The apprehension over the news of the passing away of the Ooni of Ife, Oba Okunade Sijuade, has thrown the ancient city into a frenzy of increasing purchase of food items ahead of an anticipated holiday.
Although relief came when the traditional chiefs announced on Wednesday that the Ooni was alive and well, shops and market were immediately closed once the news filtered in at the early hours of the day that the monarch had passed on.
“As soon as the news came, the markets immediately closed down, business owners also closed their shops,” Mr. Akinwole Olaniran, a businessman, told PREMIUM TIMES at his shop in Ife on Thursday.
“But when the news from the palace came that he is alive, there was relief and business started resuming.”
He said the “rumour” greatly affected businesses and lowered the flow of customers everywhere in the city as commercial motorcycles and many other people moved to the Monarch’s palace to ascertain the news.
He admitted that the period of traditional rites would result in loss of revenues and grounding commercial activities should the death be affirmed.
“We don’t mind closing businesses for a week, because we are aware of the importance of such incident.
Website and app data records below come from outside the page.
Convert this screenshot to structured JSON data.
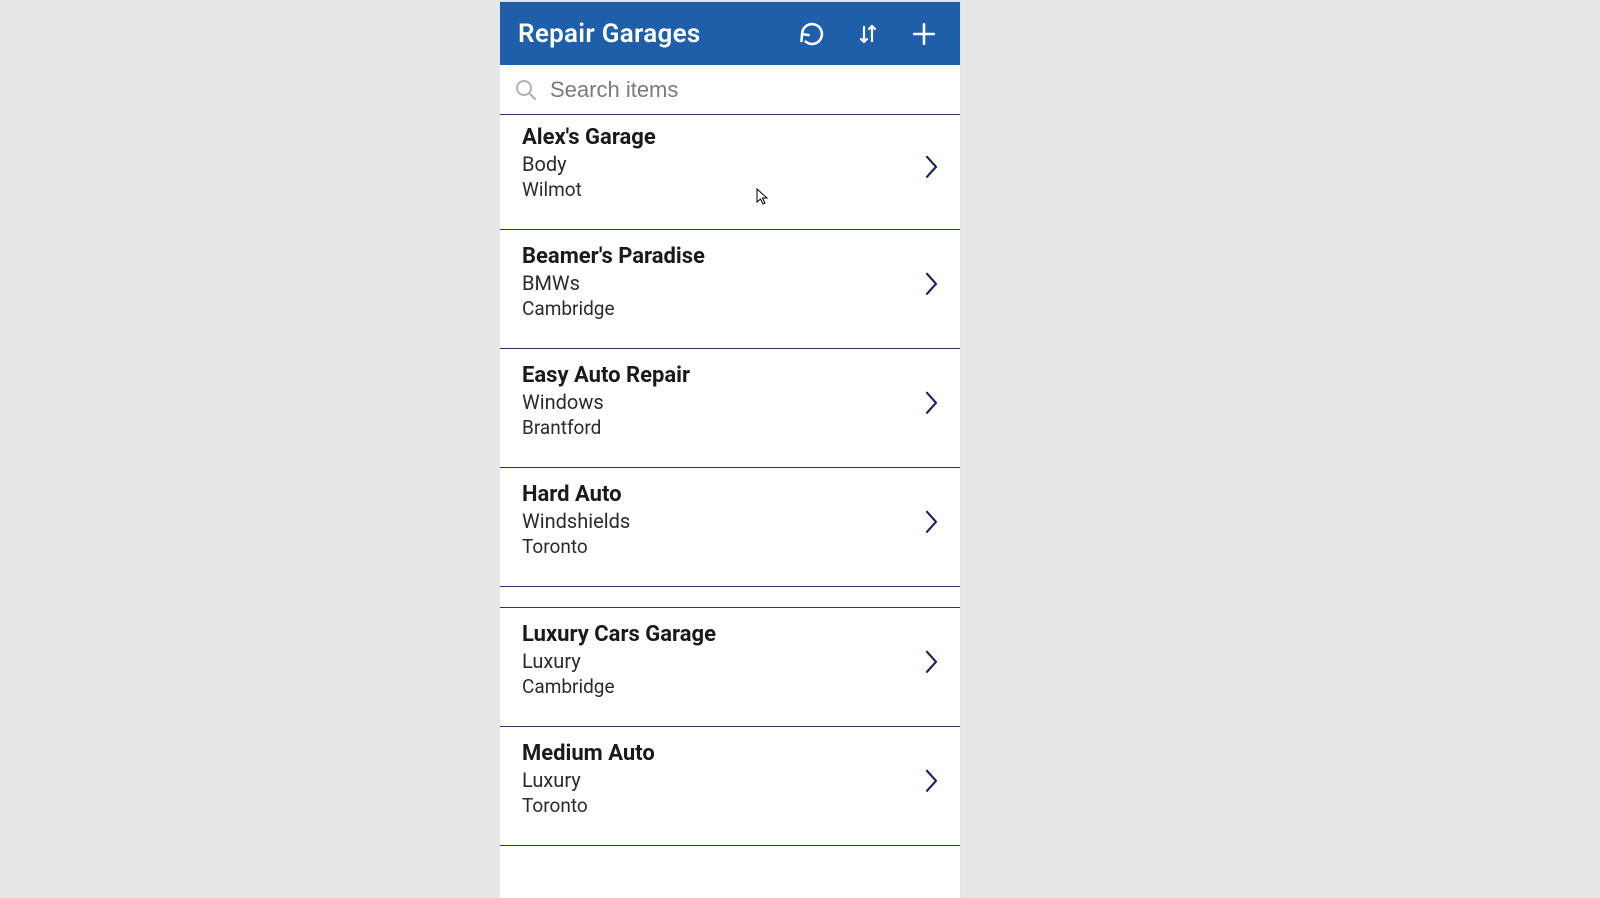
{
  "header": {
    "title": "Repair Garages"
  },
  "search": {
    "placeholder": "Search items",
    "value": ""
  },
  "garages": [
    {
      "name": "Alex's Garage",
      "specialty": "Body",
      "city": "Wilmot",
      "group_gap": false
    },
    {
      "name": "Beamer's Paradise",
      "specialty": "BMWs",
      "city": "Cambridge",
      "group_gap": false
    },
    {
      "name": "Easy Auto Repair",
      "specialty": "Windows",
      "city": "Brantford",
      "group_gap": false
    },
    {
      "name": "Hard Auto",
      "specialty": "Windshields",
      "city": "Toronto",
      "group_gap": false
    },
    {
      "name": "Luxury Cars Garage",
      "specialty": "Luxury",
      "city": "Cambridge",
      "group_gap": true
    },
    {
      "name": "Medium Auto",
      "specialty": "Luxury",
      "city": "Toronto",
      "group_gap": false
    }
  ],
  "colors": {
    "header_bg": "#1f5fa9",
    "divider": "#2a3b62",
    "bg": "#e7e7e7"
  }
}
We know it will take some time to get an experienced and knowledgeable person to replace him should it turn out to be true that he is actually gone,” Mr. Olaniran added.
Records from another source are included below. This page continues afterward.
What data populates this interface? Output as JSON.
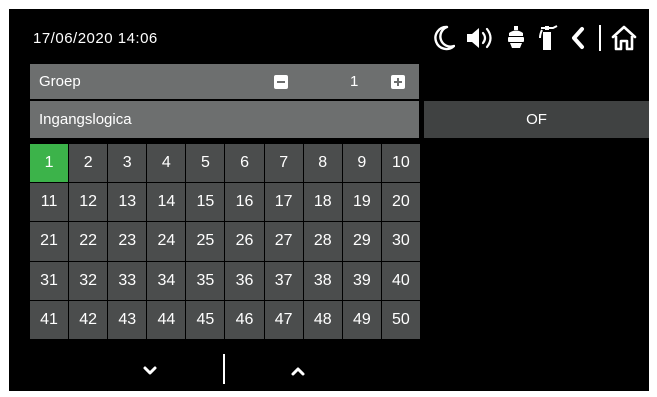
{
  "status_bar": {
    "datetime": "17/06/2020  14:06",
    "icons": [
      "moon-icon",
      "speaker-icon",
      "fire-alarm-icon",
      "extinguisher-icon",
      "back-icon",
      "home-icon"
    ]
  },
  "groep": {
    "label": "Groep",
    "value": "1",
    "minus_icon": "minus-icon",
    "plus_icon": "plus-icon"
  },
  "ingangslogica": {
    "label": "Ingangslogica",
    "option": "OF"
  },
  "grid": {
    "numbers": [
      "1",
      "2",
      "3",
      "4",
      "5",
      "6",
      "7",
      "8",
      "9",
      "10",
      "11",
      "12",
      "13",
      "14",
      "15",
      "16",
      "17",
      "18",
      "19",
      "20",
      "21",
      "22",
      "23",
      "24",
      "25",
      "26",
      "27",
      "28",
      "29",
      "30",
      "31",
      "32",
      "33",
      "34",
      "35",
      "36",
      "37",
      "38",
      "39",
      "40",
      "41",
      "42",
      "43",
      "44",
      "45",
      "46",
      "47",
      "48",
      "49",
      "50"
    ],
    "selected": "1"
  },
  "colors": {
    "background": "#000000",
    "panel": "#6d6f6f",
    "cell": "#4b4d4d",
    "option": "#404242",
    "selected": "#3cb34a",
    "text": "#ffffff"
  },
  "nav": {
    "down_icon": "chevron-down-icon",
    "up_icon": "chevron-up-icon"
  }
}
Traditionally, once the death of the Ooni is announced, the three major markets, namely: Oja Tutun, Oja Ife and the Goat Market, would be closed for at least seven days.
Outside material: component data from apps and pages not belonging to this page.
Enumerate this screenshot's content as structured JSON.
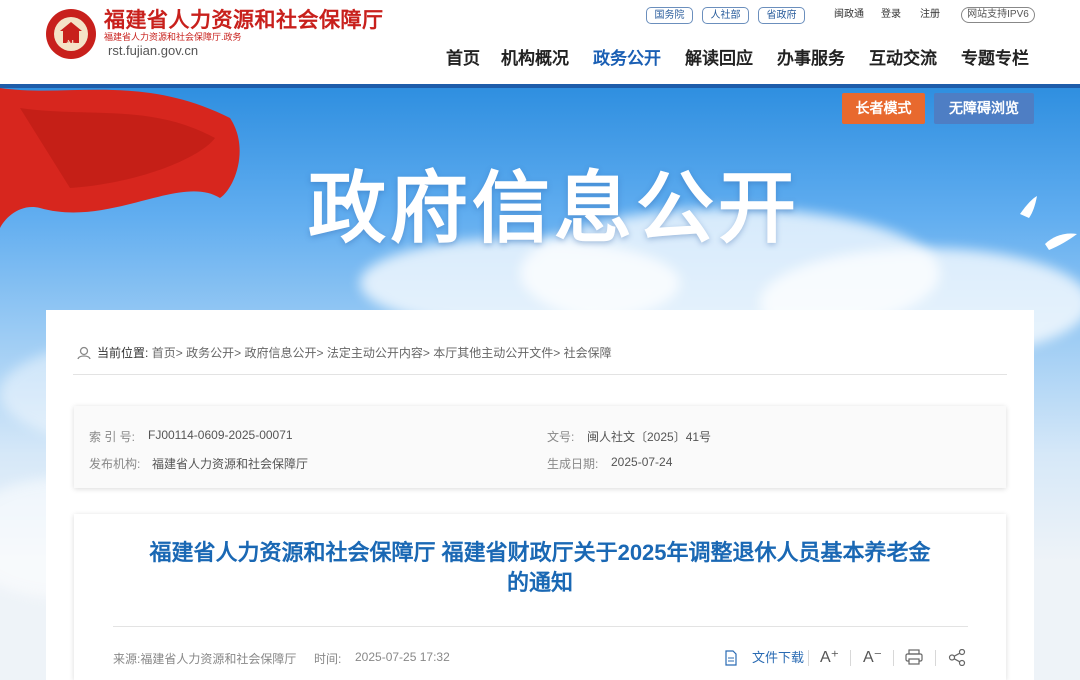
{
  "header": {
    "site_title": "福建省人力资源和社会保障厅",
    "site_subtitle": "福建省人力资源和社会保障厅.政务",
    "domain": "rst.fujian.gov.cn",
    "emblem_glyph": "社",
    "top_pills": [
      "国务院",
      "人社部",
      "省政府"
    ],
    "top_links": [
      "闽政通",
      "登录",
      "注册"
    ],
    "ipv6_badge": "网站支持IPV6",
    "nav": [
      "首页",
      "机构概况",
      "政务公开",
      "解读回应",
      "办事服务",
      "互动交流",
      "专题专栏"
    ],
    "active_nav": "政务公开"
  },
  "banner": {
    "title": "政府信息公开",
    "elder_mode": "长者模式",
    "accessible": "无障碍浏览"
  },
  "breadcrumb": {
    "label": "当前位置:",
    "items": [
      "首页",
      "政务公开",
      "政府信息公开",
      "法定主动公开内容",
      "本厅其他主动公开文件",
      "社会保障"
    ],
    "separator": ">"
  },
  "meta": {
    "index_label": "索 引 号:",
    "index_value": "FJ00114-0609-2025-00071",
    "doc_no_label": "文号:",
    "doc_no_value": "闽人社文〔2025〕41号",
    "publisher_label": "发布机构:",
    "publisher_value": "福建省人力资源和社会保障厅",
    "date_label": "生成日期:",
    "date_value": "2025-07-24"
  },
  "article": {
    "title_line1": "福建省人力资源和社会保障厅 福建省财政厅关于2025年调整退休人员基本养老金",
    "title_line2": "的通知",
    "source": "来源:福建省人力资源和社会保障厅",
    "time_label": "时间:",
    "time_value": "2025-07-25 17:32",
    "download": "文件下载",
    "font_up": "A⁺",
    "font_down": "A⁻"
  },
  "colors": {
    "brand_red": "#c8201c",
    "brand_blue": "#1e5daa",
    "title_blue": "#1a68b4",
    "elder_btn": "#e8692e",
    "access_btn": "#4e7ec4"
  }
}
Besides the markets, shops within the vicinity of the palace and all the areas within Enuwa, which is the area bordering the palace, will be closed for business.
A trader at Enuwa who identified himself as Fayemi, said his father was a traditional chief in Ife before his death and taught him all the traditional rites involved during the period of the passing away of any Ooni.
He said although markets would be closed and businesses would suffer, the importance of the Ooni of Ife removes any pain that might be suffered during the period of the traditional rites.
“We do not mourn our traditional ruler, we celebrate his passing away. That is why we say eku ayo, when we greet those affected,” Mr. Fayemi said.
“It will not be too much of a sacrifice to make if we have to close our businesses for a week or so for the Isoros to carry out their traditional rites.”
Mr. Fayemi also said the residents were prepared, though the news of his death remained a rumour. He explained that it was because of such effects that brought about the shortening of the period for installing another Ooni.
“In ancient times, when the Ooni of Ife passes away, other Obas in Yoruba Land vacate their traditional stools for the period a new leader was found and elected,” he said.
“That is why the period for installing a new Ooni is short compared to other traditional stools in the land.”
Solomon Adebayo sells building materials right in front of the palace. He told PREMIUM TIMES that people have been buying out food stuff from the markets since information came that the markets may be closed for about seven days.
“Within the seven days, people will not be moving around and our businesses will be affected,” he said.
Odeladi Samson also trades in paints and other building wares. He said if the monarch was confirmed to have passed away, it would be bad for business.
Samson agreed that a monarch of the Ooni’s stature should be honoured, but he was worried about the fact that as a low income earner, he would have to burn out all his little savings without making any money within the period.
“Maybe what we will do in such circumstance, if it turns out to be true is to cut down our expenses so that we can survive within the period of the closure,” he said.
At the moment, the huge crowd that gathered round the palace on Wednesday did not return on Thursday. The environment wore a somber mood as recorded on the faces of those going in and out of the Ile Oodua.
While the Chiefs’ denial of the passing away of the traditional ruler was still being maintained, the people would not want to be caught unawares and were preparing for a possible long draught.